Once you're done jamming and have all the instruments laid down, you can nip into GHMix, your own little Guitar Hero production studio, to re-order the recording and sort out the mix. Once it's done, it can be exported to play immediately, or uploaded to GHTunes for other people to download and play, complete with band biography and fully-customisable album art. There's so much scope for expanding this in the future; it all depends on just how creative players decide to get with World Tour's music creation.
It's possible that the comprehensiveness of these tools might seem almost ridiculous.
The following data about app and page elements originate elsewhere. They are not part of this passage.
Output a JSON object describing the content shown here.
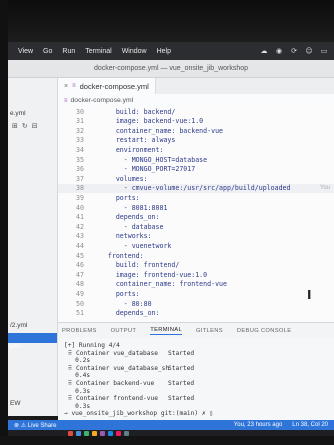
{
  "menubar": {
    "items": [
      "View",
      "Go",
      "Run",
      "Terminal",
      "Window",
      "Help"
    ]
  },
  "window": {
    "title": "docker-compose.yml — vue_onsite_jib_workshop"
  },
  "sidebar": {
    "file_label": "e.yml",
    "item_2": "/2.yml",
    "selected_label": "yml",
    "item_bottom": "EW"
  },
  "tabs": [
    {
      "label": "docker-compose.yml",
      "icon": "yml-icon"
    }
  ],
  "breadcrumb": {
    "label": "docker-compose.yml"
  },
  "editor": {
    "lines": [
      {
        "num": "30",
        "text": "      build: backend/"
      },
      {
        "num": "31",
        "text": "      image: backend-vue:1.0"
      },
      {
        "num": "32",
        "text": "      container_name: backend-vue"
      },
      {
        "num": "33",
        "text": "      restart: always"
      },
      {
        "num": "34",
        "text": "      environment:"
      },
      {
        "num": "35",
        "text": "        - MONGO_HOST=database"
      },
      {
        "num": "36",
        "text": "        - MONGO_PORT=27017"
      },
      {
        "num": "37",
        "text": "      volumes:"
      },
      {
        "num": "38",
        "text": "        - cmvue-volume:/usr/src/app/build/uploaded"
      },
      {
        "num": "39",
        "text": "      ports:"
      },
      {
        "num": "40",
        "text": "        - 8081:8081"
      },
      {
        "num": "41",
        "text": "      depends_on:"
      },
      {
        "num": "42",
        "text": "        - database"
      },
      {
        "num": "43",
        "text": "      networks:"
      },
      {
        "num": "44",
        "text": "        - vuenetwork"
      },
      {
        "num": "45",
        "text": "    frontend:"
      },
      {
        "num": "46",
        "text": "      build: frontend/"
      },
      {
        "num": "47",
        "text": "      image: frontend-vue:1.0"
      },
      {
        "num": "48",
        "text": "      container_name: frontend-vue"
      },
      {
        "num": "49",
        "text": "      ports:"
      },
      {
        "num": "50",
        "text": "        - 80:80"
      },
      {
        "num": "51",
        "text": "      depends_on:"
      }
    ],
    "hint": "You"
  },
  "panel": {
    "tabs": [
      "PROBLEMS",
      "OUTPUT",
      "TERMINAL",
      "GITLENS",
      "DEBUG CONSOLE"
    ],
    "active_tab": "TERMINAL"
  },
  "terminal": {
    "lines": [
      {
        "text": "[+] Running 4/4",
        "status": ""
      },
      {
        "text": " ⠿ Container vue_database",
        "status": "Started"
      },
      {
        "text": "   0.2s",
        "status": ""
      },
      {
        "text": " ⠿ Container vue_database_sh",
        "status": "Started"
      },
      {
        "text": "   0.4s",
        "status": ""
      },
      {
        "text": " ⠿ Container backend-vue",
        "status": "Started"
      },
      {
        "text": "   0.3s",
        "status": ""
      },
      {
        "text": " ⠿ Container frontend-vue",
        "status": "Started"
      },
      {
        "text": "   0.3s",
        "status": ""
      }
    ],
    "prompt": "→ vue_onsite_jib_workshop git:(main) ✗ ▯"
  },
  "statusbar": {
    "left": "⊗ ⚠ Live Share",
    "time": "You, 23 hours ago",
    "position": "Ln 38, Col 20"
  },
  "colors": {
    "accent": "#2f74d9",
    "menubar": "#2b2d31",
    "editor_bg": "#fbfbfc",
    "yaml_key": "#1f3a93"
  }
}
Why learn how to play fake instruments to this degree of proficiency when you could be learning an actual instrument? The difference is, though, that we've already learned how to play Guitar Hero - World Tour is giving us the opportunity to transfer those impressive but inescapably useless fake-guitar playing skills into creative endeavour.
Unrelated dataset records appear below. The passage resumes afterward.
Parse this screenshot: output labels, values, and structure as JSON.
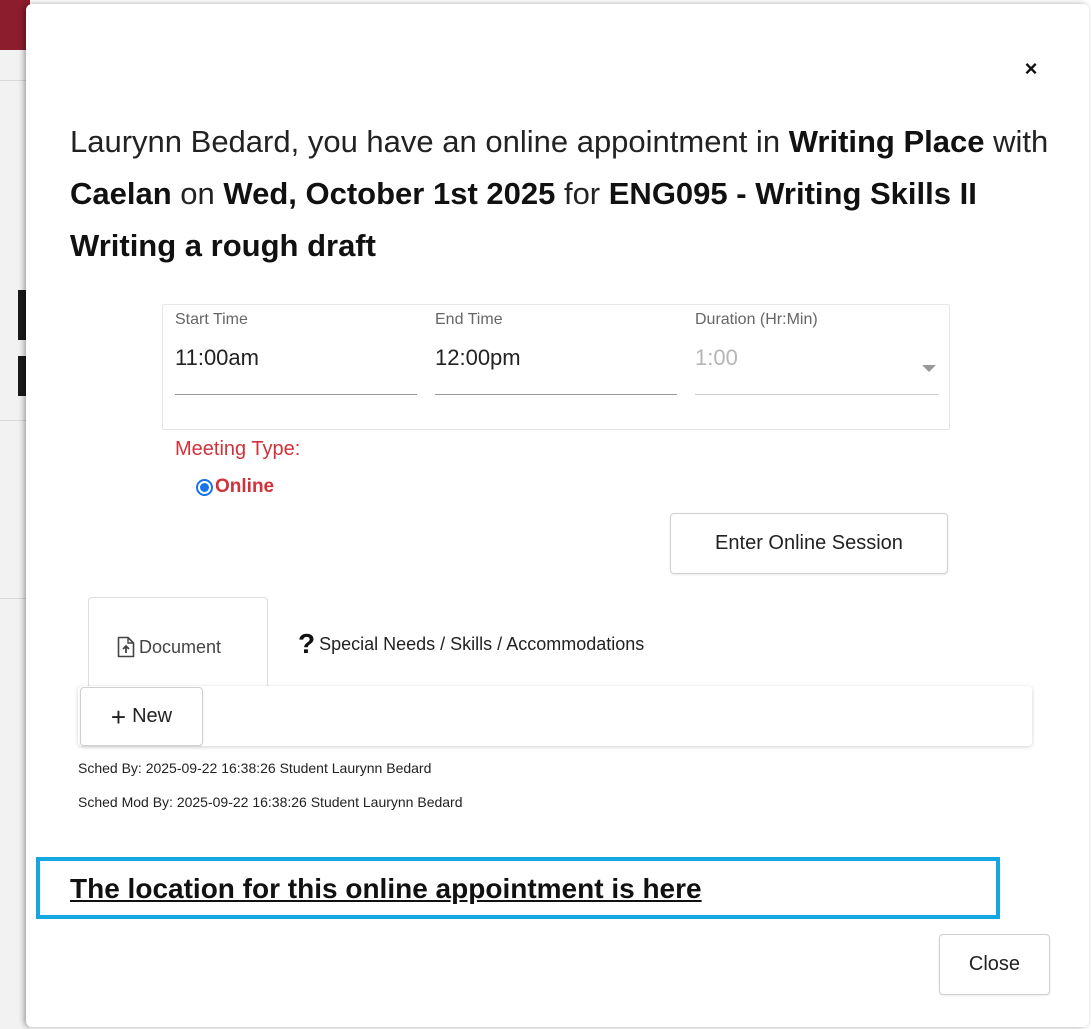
{
  "modal": {
    "headline": {
      "p1": "Laurynn Bedard, you have an online appointment in ",
      "location": "Writing Place",
      "p2": " with ",
      "tutor": "Caelan",
      "p3": " on ",
      "date": "Wed, October 1st 2025",
      "p4": " for ",
      "course": "ENG095 - Writing Skills II Writing a rough draft"
    },
    "time": {
      "start_label": "Start Time",
      "start_value": "11:00am",
      "end_label": "End Time",
      "end_value": "12:00pm",
      "duration_label": "Duration (Hr:Min)",
      "duration_value": "1:00"
    },
    "meeting_type": {
      "label": "Meeting Type:",
      "option": "Online"
    },
    "enter_session_button": "Enter Online Session",
    "tabs": [
      {
        "label": "Document",
        "icon": "file-upload-icon"
      },
      {
        "label": "Special Needs / Skills / Accommodations",
        "icon": "question-mark-icon"
      }
    ],
    "new_button": "New",
    "sched_by": "Sched By: 2025-09-22 16:38:26 Student Laurynn Bedard",
    "sched_mod_by": "Sched Mod By: 2025-09-22 16:38:26 Student Laurynn Bedard",
    "location_link": "The location for this online appointment is here",
    "close_button": "Close",
    "close_icon": "×"
  },
  "colors": {
    "accent_red": "#d0323a",
    "radio_blue": "#1a73e8",
    "highlight_blue": "#16a7e2"
  }
}
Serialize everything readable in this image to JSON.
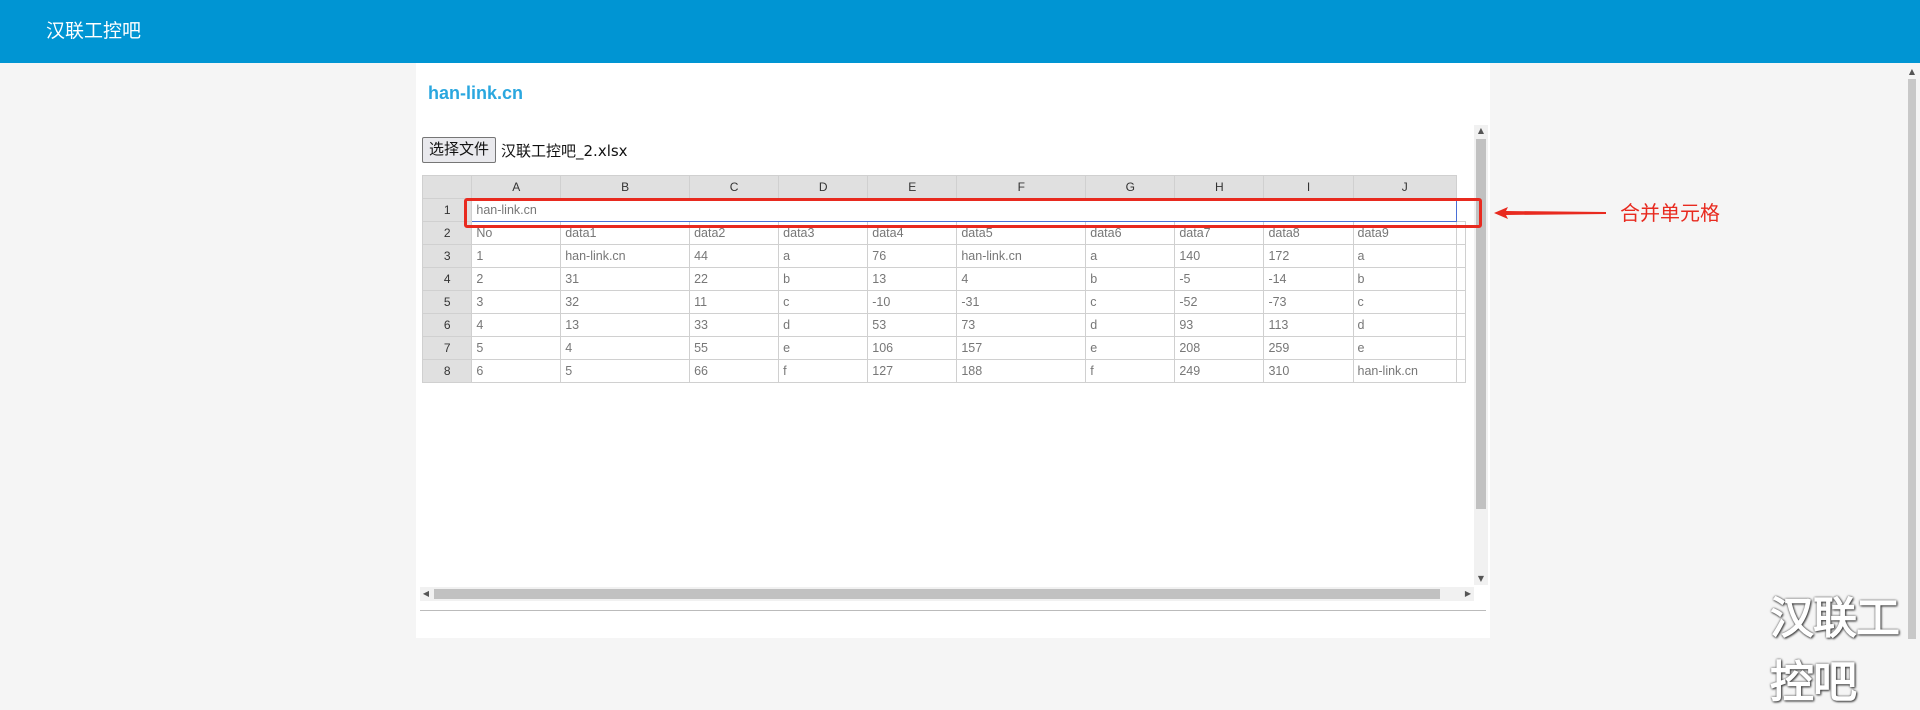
{
  "app": {
    "title": "汉联工控吧"
  },
  "site_link": "han-link.cn",
  "file_input": {
    "button_label": "选择文件",
    "file_name": "汉联工控吧_2.xlsx"
  },
  "sheet": {
    "columns": [
      "A",
      "B",
      "C",
      "D",
      "E",
      "F",
      "G",
      "H",
      "I",
      "J"
    ],
    "merged_row": {
      "row": "1",
      "value": "han-link.cn"
    },
    "rows": [
      {
        "n": "2",
        "cells": [
          "No",
          "data1",
          "data2",
          "data3",
          "data4",
          "data5",
          "data6",
          "data7",
          "data8",
          "data9"
        ]
      },
      {
        "n": "3",
        "cells": [
          "1",
          "han-link.cn",
          "44",
          "a",
          "76",
          "han-link.cn",
          "a",
          "140",
          "172",
          "a"
        ]
      },
      {
        "n": "4",
        "cells": [
          "2",
          "31",
          "22",
          "b",
          "13",
          "4",
          "b",
          "-5",
          "-14",
          "b"
        ]
      },
      {
        "n": "5",
        "cells": [
          "3",
          "32",
          "11",
          "c",
          "-10",
          "-31",
          "c",
          "-52",
          "-73",
          "c"
        ]
      },
      {
        "n": "6",
        "cells": [
          "4",
          "13",
          "33",
          "d",
          "53",
          "73",
          "d",
          "93",
          "113",
          "d"
        ]
      },
      {
        "n": "7",
        "cells": [
          "5",
          "4",
          "55",
          "e",
          "106",
          "157",
          "e",
          "208",
          "259",
          "e"
        ]
      },
      {
        "n": "8",
        "cells": [
          "6",
          "5",
          "66",
          "f",
          "127",
          "188",
          "f",
          "249",
          "310",
          "han-link.cn"
        ]
      }
    ]
  },
  "annotation": {
    "label": "合并单元格",
    "color": "#e82a1f"
  },
  "watermark": "汉联工控吧",
  "colors": {
    "header_bar": "#0095d3",
    "link": "#2aa7df",
    "merge_border": "#4a6fd6"
  }
}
And it works. It's fun and completely compulsive, and after weeks or months of experimenting with scales and harmonies and chromatics, figuring out what sounds work well together and messing around with drum-tracks, it's easy to imagine developing an understanding of music that could be put to use far beyond these in-game music tools. People who have fun just jamming in E Major and thrashing out noises on the drums in September might be making sophisticated tracks by next May.
The edge that all of this gives World Tour over Rock Band, and its sequel, is enormous if you're interested in the potential of music creation. If you're more interested in just the track-list and the experience of playing along, the contest is going to be closer. Rock Band is the most professional execution of the beat-matching videogame that yet exists - slick, good-looking and packed with well-chosen tracks - and Rock Band 2 looks like it's going to build on those strengths, offering more music and a better set of instruments. Were these two games competing purely on those terms, Rock Band would probably win out, given its advantages of priority and effortless Harmonix cool next to Guitar Hero's slightly overcooked, self-consciously extreme sense of rock.
But as it is, Guitar Hero: World Tour has carved out its own music-creation niche, and the two games differ enough in what they offer to justify both their places in store shelves. What's more, the eminently sensible decision to make all peripherals for both games cross-compatible ensures that neither will lose out needlessly on potential customers.
Guitar Hero: World Tour is turning us from gamers with plastic, pretend instruments into potential musicians. It is giving us an extremely complex set of tools to create our own music on equipment that we understand and have years of practice using just for fun. There's something so incredible about this, something that really speaks about the magic of videogames in general; how they can educate, stimulate and transcend themselves in the hands of enthusiastic players to become something that we'd never have dreamed of just a few years prior.
Guitar Hero: World Tour is due out in October.